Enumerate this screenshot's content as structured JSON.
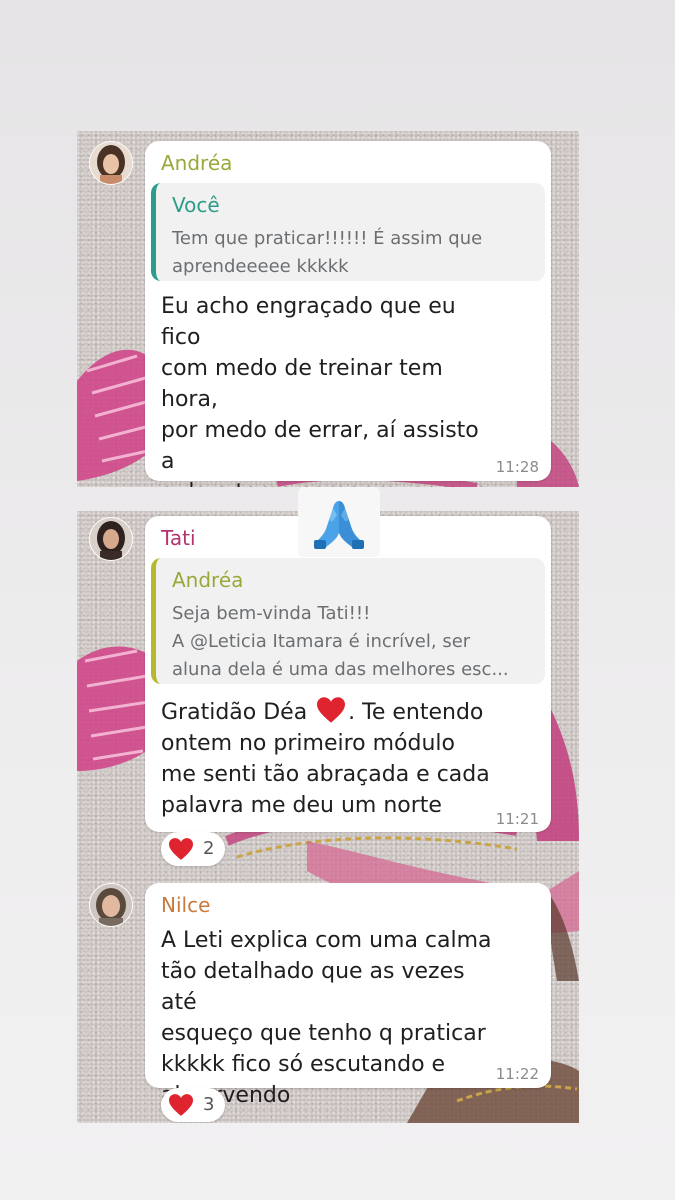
{
  "messages": [
    {
      "sender": "Andréa",
      "sender_color": "#9aa83a",
      "quote": {
        "author": "Você",
        "author_color": "#2c9d8a",
        "text": "Tem que praticar!!!!!! É assim que\naprendeeeee kkkkk"
      },
      "text": "Eu acho engraçado que eu fico\ncom medo de treinar tem hora,\npor medo de errar, aí assisto a\naula e tomo coragem, porque\nsempre fala algo que motiva e\nme sinto mais confortável",
      "time": "11:28"
    },
    {
      "sender": "Tati",
      "sender_color": "#b3336e",
      "quote": {
        "author": "Andréa",
        "author_color": "#9aa83a",
        "text": "Seja bem-vinda Tati!!!\nA @Leticia Itamara é incrível, ser\naluna dela é uma das melhores esc..."
      },
      "text_before_emoji": "Gratidão Déa",
      "text_emoji": "red-heart-icon",
      "text_after_emoji": ". Te entendo\nontem no primeiro módulo\nme senti tão abraçada e cada\npalavra me deu um norte",
      "time": "11:21",
      "reaction": {
        "icon": "red-heart-icon",
        "count": "2"
      }
    },
    {
      "sender": "Nilce",
      "sender_color": "#c97a3c",
      "text": "A Leti explica com uma calma\ntão detalhado que as vezes até\nesqueço que tenho q praticar\nkkkkk fico só escutando e\nabsorvendo",
      "time": "11:22",
      "reaction": {
        "icon": "red-heart-icon",
        "count": "3"
      }
    }
  ],
  "sticker": {
    "icon": "folded-hands-emoji-icon"
  }
}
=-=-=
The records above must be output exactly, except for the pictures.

Enumerate this screenshot's content as structured JSON.
{
  "messages": [
    {
      "sender": "Andréa",
      "sender_color": "#9aa83a",
      "quote": {
        "author": "Você",
        "author_color": "#2c9d8a",
        "text": "Tem que praticar!!!!!! É assim que\naprendeeeee kkkkk"
      },
      "text": "Eu acho engraçado que eu fico\ncom medo de treinar tem hora,\npor medo de errar, aí assisto a\naula e tomo coragem, porque\nsempre fala algo que motiva e\nme sinto mais confortável",
      "time": "11:28"
    },
    {
      "sender": "Tati",
      "sender_color": "#b3336e",
      "quote": {
        "author": "Andréa",
        "author_color": "#9aa83a",
        "text": "Seja bem-vinda Tati!!!\nA @Leticia Itamara é incrível, ser\naluna dela é uma das melhores esc..."
      },
      "text_before_emoji": "Gratidão Déa",
      "text_emoji": "red-heart-icon",
      "text_after_emoji": ". Te entendo\nontem no primeiro módulo\nme senti tão abraçada e cada\npalavra me deu um norte",
      "time": "11:21",
      "reaction": {
        "icon": "red-heart-icon",
        "count": "2"
      }
    },
    {
      "sender": "Nilce",
      "sender_color": "#c97a3c",
      "text": "A Leti explica com uma calma\ntão detalhado que as vezes até\nesqueço que tenho q praticar\nkkkkk fico só escutando e\nabsorvendo",
      "time": "11:22",
      "reaction": {
        "icon": "red-heart-icon",
        "count": "3"
      }
    }
  ],
  "sticker": {
    "icon": "folded-hands-emoji-icon"
  }
}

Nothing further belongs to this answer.